Outside of work, when it is warm out, I love to be outside in nature – walking, beekeeping, gardening, finding waterfalls in Maine and other states.  When it is colder, I knit and catch up on TV shows, movies, and books.  All year, I still subscribe to the printed KJ so I can work the puzzles.  Of course visiting with family and friends is always a priority – and in person visits are on the horizon!

MEDIA ADVISORY: Maine DOE to Announce the 2021 Maine County Teachers of the Year in Live Virtual Announcement on May 12 at 2pm 

What: 16 Maine teachers will be announced and honored as part of the Maine Department of Education’s Maine Teacher of the Year Program, which includes annual County Teachers of the Year awards and honors.

Who: 16 Maine teachers, representing each county in Maine; Maine Department of Education Commissioner Pender Makin; Educate Maine Executive Director Jason Judd; State Board of Education Peter Geiger; and 2021 Maine Teacher of the Year Cindy Soule.

Where: The announcement will take place on a virtual platform and be streamed live on the Maine Department of Education’s YouTube Channel at: https://youtu.be/pmqxe5LL6zk. A recording of the video will be available at this link after the announcement.

When: Wednesday, May 12, 2021 from 2:00pm – 3:30pm
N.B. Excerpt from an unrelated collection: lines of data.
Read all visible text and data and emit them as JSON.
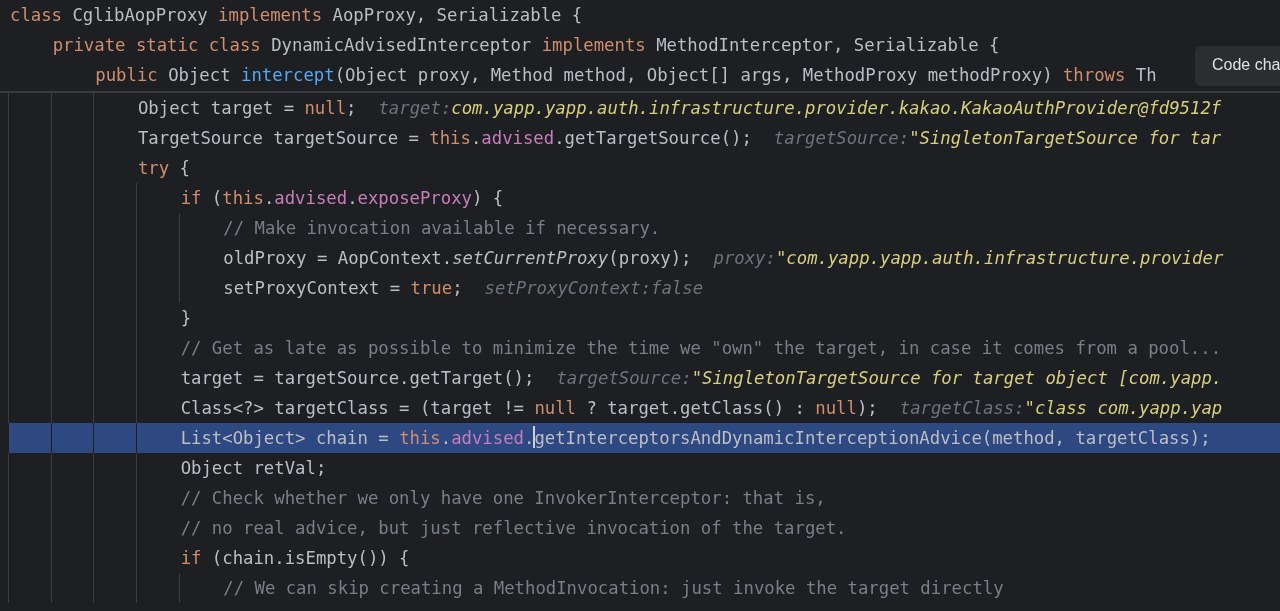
{
  "tooltip": {
    "text": "Code cha"
  },
  "code": [
    {
      "kind": "sticky",
      "tokens": [
        {
          "text": "class ",
          "kind": "keyword"
        },
        {
          "text": "CglibAopProxy ",
          "kind": "plain"
        },
        {
          "text": "implements ",
          "kind": "keyword"
        },
        {
          "text": "AopProxy, Serializable {",
          "kind": "plain"
        }
      ],
      "children": [
        {
          "kind": "sticky",
          "tokens": [
            {
              "text": "private static class ",
              "kind": "keyword"
            },
            {
              "text": "DynamicAdvisedInterceptor ",
              "kind": "plain"
            },
            {
              "text": "implements ",
              "kind": "keyword"
            },
            {
              "text": "MethodInterceptor, Serializable {",
              "kind": "plain"
            }
          ],
          "children": [
            {
              "kind": "sticky",
              "tokens": [
                {
                  "text": "public ",
                  "kind": "keyword"
                },
                {
                  "text": "Object ",
                  "kind": "plain"
                },
                {
                  "text": "intercept",
                  "kind": "declaration"
                },
                {
                  "text": "(Object proxy, Method method, Object[] args, MethodProxy methodProxy) ",
                  "kind": "plain"
                },
                {
                  "text": "throws ",
                  "kind": "keyword"
                },
                {
                  "text": "Th",
                  "kind": "plain"
                }
              ],
              "children": [
                {
                  "kind": "code",
                  "selected": false,
                  "tokens": [
                    {
                      "text": "Object target = ",
                      "kind": "plain"
                    },
                    {
                      "text": "null",
                      "kind": "keyword"
                    },
                    {
                      "text": ";",
                      "kind": "plain"
                    }
                  ],
                  "hint": {
                    "label": "target:",
                    "value": "com.yapp.yapp.auth.infrastructure.provider.kakao.KakaoAuthProvider@fd9512f",
                    "kind": "string"
                  }
                },
                {
                  "kind": "code",
                  "selected": false,
                  "tokens": [
                    {
                      "text": "TargetSource targetSource = ",
                      "kind": "plain"
                    },
                    {
                      "text": "this",
                      "kind": "keyword"
                    },
                    {
                      "text": ".",
                      "kind": "plain"
                    },
                    {
                      "text": "advised",
                      "kind": "field"
                    },
                    {
                      "text": ".getTargetSource();",
                      "kind": "plain"
                    }
                  ],
                  "hint": {
                    "label": "targetSource:",
                    "value": "\"SingletonTargetSource for tar",
                    "kind": "string"
                  }
                },
                {
                  "kind": "code",
                  "selected": false,
                  "tokens": [
                    {
                      "text": "try ",
                      "kind": "keyword"
                    },
                    {
                      "text": "{",
                      "kind": "plain"
                    }
                  ],
                  "children": [
                    {
                      "kind": "code",
                      "selected": false,
                      "tokens": [
                        {
                          "text": "if ",
                          "kind": "keyword"
                        },
                        {
                          "text": "(",
                          "kind": "plain"
                        },
                        {
                          "text": "this",
                          "kind": "keyword"
                        },
                        {
                          "text": ".",
                          "kind": "plain"
                        },
                        {
                          "text": "advised",
                          "kind": "field"
                        },
                        {
                          "text": ".",
                          "kind": "plain"
                        },
                        {
                          "text": "exposeProxy",
                          "kind": "field"
                        },
                        {
                          "text": ") {",
                          "kind": "plain"
                        }
                      ],
                      "children": [
                        {
                          "kind": "code",
                          "selected": false,
                          "tokens": [
                            {
                              "text": "// Make invocation available if necessary.",
                              "kind": "comment"
                            }
                          ]
                        },
                        {
                          "kind": "code",
                          "selected": false,
                          "tokens": [
                            {
                              "text": "oldProxy = AopContext.",
                              "kind": "plain"
                            },
                            {
                              "text": "setCurrentProxy",
                              "kind": "static"
                            },
                            {
                              "text": "(proxy);",
                              "kind": "plain"
                            }
                          ],
                          "hint": {
                            "label": "proxy:",
                            "value": "\"com.yapp.yapp.auth.infrastructure.provider",
                            "kind": "string"
                          }
                        },
                        {
                          "kind": "code",
                          "selected": false,
                          "tokens": [
                            {
                              "text": "setProxyContext = ",
                              "kind": "plain"
                            },
                            {
                              "text": "true",
                              "kind": "keyword"
                            },
                            {
                              "text": ";",
                              "kind": "plain"
                            }
                          ],
                          "hint": {
                            "label": "setProxyContext:",
                            "value": "false",
                            "kind": "plain"
                          }
                        }
                      ]
                    },
                    {
                      "kind": "code",
                      "selected": false,
                      "tokens": [
                        {
                          "text": "}",
                          "kind": "plain"
                        }
                      ]
                    },
                    {
                      "kind": "code",
                      "selected": false,
                      "tokens": [
                        {
                          "text": "// Get as late as possible to minimize the time we \"own\" the target, in case it comes from a pool...",
                          "kind": "comment"
                        }
                      ]
                    },
                    {
                      "kind": "code",
                      "selected": false,
                      "tokens": [
                        {
                          "text": "target = targetSource.getTarget();",
                          "kind": "plain"
                        }
                      ],
                      "hint": {
                        "label": "targetSource:",
                        "value": "\"SingletonTargetSource for target object [com.yapp.",
                        "kind": "string"
                      }
                    },
                    {
                      "kind": "code",
                      "selected": false,
                      "tokens": [
                        {
                          "text": "Class<?> targetClass = (target != ",
                          "kind": "plain"
                        },
                        {
                          "text": "null",
                          "kind": "keyword"
                        },
                        {
                          "text": " ? target.getClass() : ",
                          "kind": "plain"
                        },
                        {
                          "text": "null",
                          "kind": "keyword"
                        },
                        {
                          "text": ");",
                          "kind": "plain"
                        }
                      ],
                      "hint": {
                        "label": "targetClass:",
                        "value": "\"class com.yapp.yap",
                        "kind": "string"
                      }
                    },
                    {
                      "kind": "code",
                      "selected": true,
                      "tokens": [
                        {
                          "text": "List<Object> chain = ",
                          "kind": "plain"
                        },
                        {
                          "text": "this",
                          "kind": "keyword"
                        },
                        {
                          "text": ".advised.",
                          "kind": "member",
                          "caret_after": true
                        },
                        {
                          "text": "getInterceptorsAndDynamicInterceptionAdvice(method, targetClass);",
                          "kind": "plain"
                        }
                      ]
                    },
                    {
                      "kind": "code",
                      "selected": false,
                      "tokens": [
                        {
                          "text": "Object retVal;",
                          "kind": "plain"
                        }
                      ]
                    },
                    {
                      "kind": "code",
                      "selected": false,
                      "tokens": [
                        {
                          "text": "// Check whether we only have one InvokerInterceptor: that is,",
                          "kind": "comment"
                        }
                      ]
                    },
                    {
                      "kind": "code",
                      "selected": false,
                      "tokens": [
                        {
                          "text": "// no real advice, but just reflective invocation of the target.",
                          "kind": "comment"
                        }
                      ]
                    },
                    {
                      "kind": "code",
                      "selected": false,
                      "tokens": [
                        {
                          "text": "if ",
                          "kind": "keyword"
                        },
                        {
                          "text": "(chain.isEmpty()) {",
                          "kind": "plain"
                        }
                      ],
                      "children": [
                        {
                          "kind": "code",
                          "selected": false,
                          "tokens": [
                            {
                              "text": "// We can skip creating a MethodInvocation: just invoke the target directly",
                              "kind": "comment"
                            }
                          ]
                        }
                      ]
                    }
                  ]
                }
              ]
            }
          ]
        }
      ]
    }
  ]
}
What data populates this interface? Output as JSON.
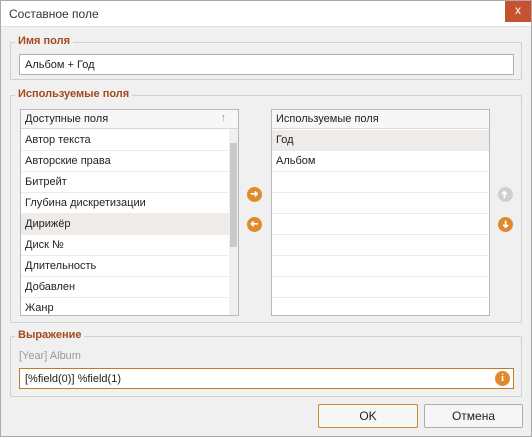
{
  "window": {
    "title": "Составное поле",
    "close_label": "x"
  },
  "field_name": {
    "legend": "Имя поля",
    "value": "Альбом + Год"
  },
  "used_fields_group": {
    "legend": "Используемые поля"
  },
  "available_list": {
    "header": "Доступные поля",
    "items": [
      "Автор текста",
      "Авторские права",
      "Битрейт",
      "Глубина дискретизации",
      "Дирижёр",
      "Диск №",
      "Длительность",
      "Добавлен",
      "Жанр"
    ],
    "selected_index": 4
  },
  "used_list": {
    "header": "Используемые поля",
    "items": [
      "Год",
      "Альбом"
    ],
    "selected_index": 0
  },
  "expression": {
    "legend": "Выражение",
    "preview": "[Year] Album",
    "value": "[%field(0)] %field(1)"
  },
  "buttons": {
    "ok": "OK",
    "cancel": "Отмена"
  },
  "icons": {
    "move_right": "arrow-right-icon",
    "move_left": "arrow-left-icon",
    "move_up": "arrow-up-icon",
    "move_down": "arrow-down-icon",
    "info": "info-icon"
  },
  "colors": {
    "accent": "#e08a2d",
    "legend": "#a34a20",
    "close": "#c7522f"
  }
}
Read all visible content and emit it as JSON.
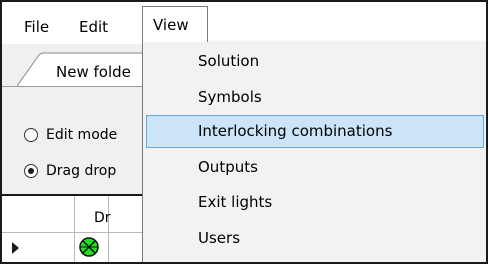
{
  "menubar": {
    "items": [
      "File",
      "Edit",
      "View"
    ]
  },
  "tab": {
    "label": "New folde"
  },
  "modes": {
    "edit_label": "Edit mode",
    "drag_label": "Drag drop"
  },
  "grid": {
    "header_col": "Dr"
  },
  "view_menu": {
    "items": [
      "Solution",
      "Symbols",
      "Interlocking combinations",
      "Outputs",
      "Exit lights",
      "Users"
    ],
    "highlighted": "Interlocking combinations"
  },
  "colors": {
    "highlight_fill": "#cce4f7",
    "highlight_border": "#6aa7db",
    "signal_green": "#22dd22"
  },
  "icons": {
    "row_pointer": "triangle-right-icon",
    "signal": "crossed-circle-signal-icon"
  }
}
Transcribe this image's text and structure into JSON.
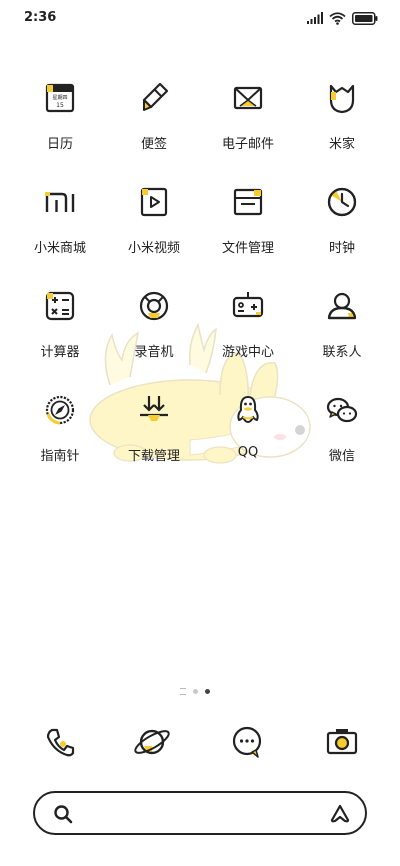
{
  "status_bar": {
    "time": "2:36"
  },
  "accent_color": "#f6cc2e",
  "apps": [
    {
      "label": "日历",
      "icon": "calendar-icon",
      "calendar_text": "星期四",
      "calendar_day": "15"
    },
    {
      "label": "便签",
      "icon": "notes-icon"
    },
    {
      "label": "电子邮件",
      "icon": "email-icon"
    },
    {
      "label": "米家",
      "icon": "mijia-icon"
    },
    {
      "label": "小米商城",
      "icon": "mi-store-icon"
    },
    {
      "label": "小米视频",
      "icon": "video-icon"
    },
    {
      "label": "文件管理",
      "icon": "file-manager-icon"
    },
    {
      "label": "时钟",
      "icon": "clock-icon"
    },
    {
      "label": "计算器",
      "icon": "calculator-icon"
    },
    {
      "label": "录音机",
      "icon": "recorder-icon"
    },
    {
      "label": "游戏中心",
      "icon": "game-center-icon"
    },
    {
      "label": "联系人",
      "icon": "contacts-icon"
    },
    {
      "label": "指南针",
      "icon": "compass-icon"
    },
    {
      "label": "下载管理",
      "icon": "download-icon"
    },
    {
      "label": "QQ",
      "icon": "qq-icon"
    },
    {
      "label": "微信",
      "icon": "wechat-icon"
    }
  ],
  "page_indicator": {
    "pages": 3,
    "current": 3
  },
  "dock": [
    {
      "icon": "phone-icon"
    },
    {
      "icon": "browser-icon"
    },
    {
      "icon": "messages-icon"
    },
    {
      "icon": "camera-icon"
    }
  ],
  "search_bar": {
    "icon": "search-icon",
    "assistant_icon": "assistant-icon"
  }
}
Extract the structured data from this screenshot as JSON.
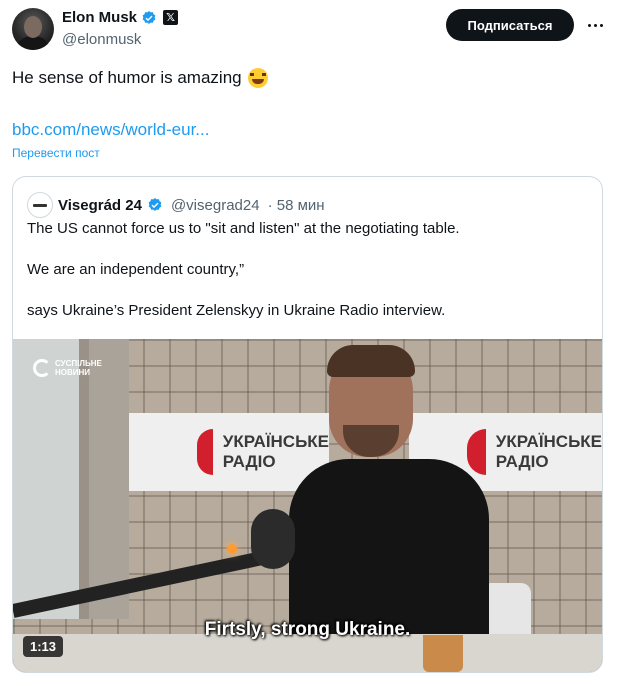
{
  "author": {
    "name": "Elon Musk",
    "handle": "@elonmusk",
    "avatar_icon": "profile-photo",
    "badges": [
      "verified-icon",
      "x-affiliation-icon"
    ]
  },
  "header": {
    "subscribe_label": "Подписаться",
    "more_icon": "more-horizontal-icon"
  },
  "tweet": {
    "text": "He sense of humor is amazing",
    "emoji": "😂",
    "link": "bbc.com/news/world-eur...",
    "translate_label": "Перевести пост"
  },
  "quote": {
    "name": "Visegrád 24",
    "handle": "@visegrad24",
    "time": "· 58 мин",
    "lines": [
      "The US cannot force us to \"sit and listen\" at the negotiating table.",
      "We are an independent country,”",
      "says Ukraine’s President Zelenskyy in Ukraine Radio interview."
    ],
    "video": {
      "channel_logo": [
        "СУСПІЛЬНЕ",
        "НОВИНИ"
      ],
      "banner_text": [
        "УКРАЇНСЬКЕ",
        "РАДІО"
      ],
      "subtitle": "Firtsly, strong Ukraine.",
      "duration": "1:13"
    }
  },
  "colors": {
    "accent": "#1d9bf0",
    "text": "#0f1419",
    "muted": "#536471",
    "border": "#cfd9de",
    "button_bg": "#0f1419",
    "banner_red": "#d11f2d"
  }
}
Background Information:
As part of the Maine Teacher of the Year Program, hundreds of teachers across Maine are nominated by a member of their school community. Through a rigorous application process, one teacher from each county is selected as the County Teacher of the Year by a panel of teachers, principals, and business community members within the county.

After being named, Maine County Teachers of the Year serve as ambassadors for teachers, students, and quality education state-wide throughout the year. The Maine County Teachers of the Year are available to make presentations to local and regional organizations. Throughout the summer, they will continue to participate in an intensive Maine State Teacher of the Year selection process.

The Maine Department of Education’s Teacher of the Year Program is administered through a collaborative partnership with Educate Maine. To learn more about the Teacher of the Year Program visit: https://www.mainetoy.org/

For more information contact Rachel Paling (Maine DOE) at rachel.paling@maine.gov or Dolly Sullivan (Educate Maine) at dolly@educatemaine.org.